SOCRATES’S EARLY LIFE
Socrates was born in the city of Athens in the 5th century bc, the son of a sculptor and a midwife. He took up his father’s trade before becoming a soldier. Athens at this time was at war with the city of Sparta, and it was normal for Athenian men to do military service. When he returned from military service he gave up sculpture as soon as he could, and took up philosophy.
Some well-off young men studied with teachers called sophists, who would teach them skills such as rhetoric (how to give speeches) and logical reasoning. Socrates, though, was different from the sophists. He would try to draw ordinary people into philosophical conversations about ideas like truth, or goodness. Soon he became famous, and people came to learn from him, though he refused to accept any payment.
THE SOCRATIC METHOD
Socrates encouraged his students to develop their ideas through dialogues (conversations). This style of teaching is known today as the Socratic method. A number of these dialogues were written down by some of his students, such as Plato and Xenophon. We can see from these dialogues that Socrates was trying to teach his students to question every idea.

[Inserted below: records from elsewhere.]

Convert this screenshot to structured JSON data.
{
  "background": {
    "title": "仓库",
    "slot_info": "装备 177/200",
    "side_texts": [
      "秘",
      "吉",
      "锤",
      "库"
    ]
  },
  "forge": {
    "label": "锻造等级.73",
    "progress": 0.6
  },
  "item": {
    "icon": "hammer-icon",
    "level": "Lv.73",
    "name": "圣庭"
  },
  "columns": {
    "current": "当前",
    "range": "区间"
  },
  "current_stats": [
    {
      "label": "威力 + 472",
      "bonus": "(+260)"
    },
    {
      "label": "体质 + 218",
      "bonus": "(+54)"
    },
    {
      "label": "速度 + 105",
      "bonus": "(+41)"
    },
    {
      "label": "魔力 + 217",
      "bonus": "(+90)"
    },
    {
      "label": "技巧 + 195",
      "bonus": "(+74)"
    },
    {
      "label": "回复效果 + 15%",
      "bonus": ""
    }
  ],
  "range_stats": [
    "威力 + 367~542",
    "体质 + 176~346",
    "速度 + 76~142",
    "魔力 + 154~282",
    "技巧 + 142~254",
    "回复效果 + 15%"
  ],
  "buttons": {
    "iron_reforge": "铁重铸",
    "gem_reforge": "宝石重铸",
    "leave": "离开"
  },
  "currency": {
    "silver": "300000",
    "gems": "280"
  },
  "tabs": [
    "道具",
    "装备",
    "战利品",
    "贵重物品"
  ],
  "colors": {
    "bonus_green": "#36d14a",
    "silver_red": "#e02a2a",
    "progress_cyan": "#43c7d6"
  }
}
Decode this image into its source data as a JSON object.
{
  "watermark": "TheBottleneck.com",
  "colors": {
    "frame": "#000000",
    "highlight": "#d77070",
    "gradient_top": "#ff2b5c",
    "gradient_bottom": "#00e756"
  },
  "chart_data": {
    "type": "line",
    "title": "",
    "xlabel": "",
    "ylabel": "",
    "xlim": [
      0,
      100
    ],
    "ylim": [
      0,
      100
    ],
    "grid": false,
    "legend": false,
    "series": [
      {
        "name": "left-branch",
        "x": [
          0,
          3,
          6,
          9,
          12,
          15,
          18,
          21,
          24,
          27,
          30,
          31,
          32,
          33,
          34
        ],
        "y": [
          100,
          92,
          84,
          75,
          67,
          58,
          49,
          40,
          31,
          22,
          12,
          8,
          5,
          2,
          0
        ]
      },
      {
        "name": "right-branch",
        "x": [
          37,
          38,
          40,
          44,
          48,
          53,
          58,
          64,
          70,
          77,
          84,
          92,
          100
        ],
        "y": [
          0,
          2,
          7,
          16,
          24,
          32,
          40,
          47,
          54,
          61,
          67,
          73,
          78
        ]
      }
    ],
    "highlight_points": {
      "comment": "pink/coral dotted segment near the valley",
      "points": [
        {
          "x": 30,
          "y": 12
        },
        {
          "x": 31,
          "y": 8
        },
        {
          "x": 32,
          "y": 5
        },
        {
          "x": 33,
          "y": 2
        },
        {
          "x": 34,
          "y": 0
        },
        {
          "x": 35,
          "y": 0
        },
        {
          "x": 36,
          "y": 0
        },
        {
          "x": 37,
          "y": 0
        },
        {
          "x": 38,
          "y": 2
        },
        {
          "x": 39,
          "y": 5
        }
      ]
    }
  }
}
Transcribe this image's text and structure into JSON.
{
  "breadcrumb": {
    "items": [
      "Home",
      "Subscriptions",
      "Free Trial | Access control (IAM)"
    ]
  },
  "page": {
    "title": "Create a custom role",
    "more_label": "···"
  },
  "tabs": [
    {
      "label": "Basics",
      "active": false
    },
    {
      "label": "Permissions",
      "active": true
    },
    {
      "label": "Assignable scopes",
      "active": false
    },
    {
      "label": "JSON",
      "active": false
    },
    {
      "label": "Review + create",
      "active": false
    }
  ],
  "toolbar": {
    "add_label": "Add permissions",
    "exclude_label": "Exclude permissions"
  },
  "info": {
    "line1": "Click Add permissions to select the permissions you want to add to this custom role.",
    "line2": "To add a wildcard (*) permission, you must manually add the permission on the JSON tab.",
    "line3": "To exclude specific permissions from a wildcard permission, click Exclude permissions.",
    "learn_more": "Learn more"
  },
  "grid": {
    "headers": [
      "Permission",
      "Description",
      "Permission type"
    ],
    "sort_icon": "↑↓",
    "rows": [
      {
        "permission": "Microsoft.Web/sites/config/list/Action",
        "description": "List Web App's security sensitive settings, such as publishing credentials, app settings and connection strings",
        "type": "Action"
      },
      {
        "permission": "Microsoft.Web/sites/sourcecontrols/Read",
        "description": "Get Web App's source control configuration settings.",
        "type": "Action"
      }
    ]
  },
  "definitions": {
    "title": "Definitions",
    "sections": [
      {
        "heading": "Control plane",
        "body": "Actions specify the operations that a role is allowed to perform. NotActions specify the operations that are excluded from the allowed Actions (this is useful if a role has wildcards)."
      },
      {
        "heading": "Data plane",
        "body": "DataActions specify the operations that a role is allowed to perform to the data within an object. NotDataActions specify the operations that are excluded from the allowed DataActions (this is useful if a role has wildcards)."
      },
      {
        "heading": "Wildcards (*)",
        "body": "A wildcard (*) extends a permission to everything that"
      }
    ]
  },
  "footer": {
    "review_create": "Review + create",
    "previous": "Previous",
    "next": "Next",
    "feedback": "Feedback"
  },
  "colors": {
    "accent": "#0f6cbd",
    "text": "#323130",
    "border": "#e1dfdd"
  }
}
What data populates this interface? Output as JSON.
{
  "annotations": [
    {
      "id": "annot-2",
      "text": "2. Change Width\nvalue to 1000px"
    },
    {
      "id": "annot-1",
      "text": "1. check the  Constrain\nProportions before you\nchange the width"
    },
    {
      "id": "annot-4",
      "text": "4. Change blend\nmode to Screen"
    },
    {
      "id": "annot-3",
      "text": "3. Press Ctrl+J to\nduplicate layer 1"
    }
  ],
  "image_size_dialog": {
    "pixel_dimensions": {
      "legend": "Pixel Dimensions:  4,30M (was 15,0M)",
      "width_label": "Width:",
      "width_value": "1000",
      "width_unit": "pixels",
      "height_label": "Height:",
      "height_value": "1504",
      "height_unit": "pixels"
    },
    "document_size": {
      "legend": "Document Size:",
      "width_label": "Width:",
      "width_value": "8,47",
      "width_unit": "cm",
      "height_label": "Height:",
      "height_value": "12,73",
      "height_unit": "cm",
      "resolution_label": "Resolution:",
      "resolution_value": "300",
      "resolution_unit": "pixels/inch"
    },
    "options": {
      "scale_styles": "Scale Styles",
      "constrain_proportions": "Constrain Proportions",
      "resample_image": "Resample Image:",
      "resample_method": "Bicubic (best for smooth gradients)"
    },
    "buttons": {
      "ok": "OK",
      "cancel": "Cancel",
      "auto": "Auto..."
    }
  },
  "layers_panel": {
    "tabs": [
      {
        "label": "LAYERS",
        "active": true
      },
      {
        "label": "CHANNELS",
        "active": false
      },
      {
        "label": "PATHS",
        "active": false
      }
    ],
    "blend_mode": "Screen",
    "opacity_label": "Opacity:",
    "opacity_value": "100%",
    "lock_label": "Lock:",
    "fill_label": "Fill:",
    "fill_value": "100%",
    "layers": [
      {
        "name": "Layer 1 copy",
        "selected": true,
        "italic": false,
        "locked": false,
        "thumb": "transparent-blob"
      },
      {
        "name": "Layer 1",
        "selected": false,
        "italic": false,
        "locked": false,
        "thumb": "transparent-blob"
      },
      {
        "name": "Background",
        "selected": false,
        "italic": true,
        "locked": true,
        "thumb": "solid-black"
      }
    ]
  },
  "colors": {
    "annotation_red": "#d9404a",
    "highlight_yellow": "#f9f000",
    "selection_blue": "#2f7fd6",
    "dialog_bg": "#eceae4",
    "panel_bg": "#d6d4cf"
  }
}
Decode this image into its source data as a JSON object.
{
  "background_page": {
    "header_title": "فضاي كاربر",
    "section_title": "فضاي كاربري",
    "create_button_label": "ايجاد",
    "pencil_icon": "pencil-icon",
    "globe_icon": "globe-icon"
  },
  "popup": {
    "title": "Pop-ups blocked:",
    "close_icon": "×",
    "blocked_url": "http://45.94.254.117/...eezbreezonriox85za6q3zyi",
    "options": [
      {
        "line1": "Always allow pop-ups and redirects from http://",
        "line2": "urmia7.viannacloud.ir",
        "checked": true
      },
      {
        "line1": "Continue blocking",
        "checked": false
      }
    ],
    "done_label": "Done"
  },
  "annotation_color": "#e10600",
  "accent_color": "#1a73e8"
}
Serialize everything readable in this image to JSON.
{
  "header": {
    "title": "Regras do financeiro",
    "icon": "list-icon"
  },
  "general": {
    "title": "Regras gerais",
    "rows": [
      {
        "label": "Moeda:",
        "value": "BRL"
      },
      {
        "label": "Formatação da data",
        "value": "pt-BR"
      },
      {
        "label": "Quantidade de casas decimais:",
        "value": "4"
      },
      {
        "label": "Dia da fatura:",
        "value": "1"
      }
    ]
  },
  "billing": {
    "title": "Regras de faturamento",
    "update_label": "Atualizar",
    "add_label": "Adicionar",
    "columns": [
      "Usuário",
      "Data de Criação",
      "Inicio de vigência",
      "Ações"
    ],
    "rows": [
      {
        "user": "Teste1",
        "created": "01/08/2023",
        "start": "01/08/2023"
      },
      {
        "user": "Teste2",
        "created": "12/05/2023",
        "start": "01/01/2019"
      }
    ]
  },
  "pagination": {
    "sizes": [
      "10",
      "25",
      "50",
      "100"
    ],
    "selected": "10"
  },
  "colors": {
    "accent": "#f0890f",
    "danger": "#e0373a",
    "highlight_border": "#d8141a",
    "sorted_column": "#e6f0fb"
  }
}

WHAT DID SOCRATES BELIEVE?
Most of the ideas discussed by Socrates and his students were about the right way to live. Socrates suggested that all people should have knowledge as their aim, and that evil could only come from ignorance. He was outspoken about what he saw as unjust politics. In addition, he questioned religion, saying that he was guided more by his inner voice, or conscience, than by the Greek gods.
CONTROVERSY AND ARREST
His views made Socrates unpopular with the people of Athens. Many believed that he was spreading dangerous ideas. In 399 bc he was arrested. The Athenian court charged him with corrupting the young and neglecting the gods, and finally sentenced him to death. Plato’s Phaedo is a moving work that describes Socrates’ last day. Although his friends urged him to escape, Socrates accepted his fate calmly, and drank the poisonous hemlock given to him.
Socrates inspired great loyalty in his students. Many of them, such as Plato, continued to use his ideas and methods to form their own schools of philosophy. Although we can never be sure how accurately his students described Socrates, it is clear that his influence helped to shape Western thinking.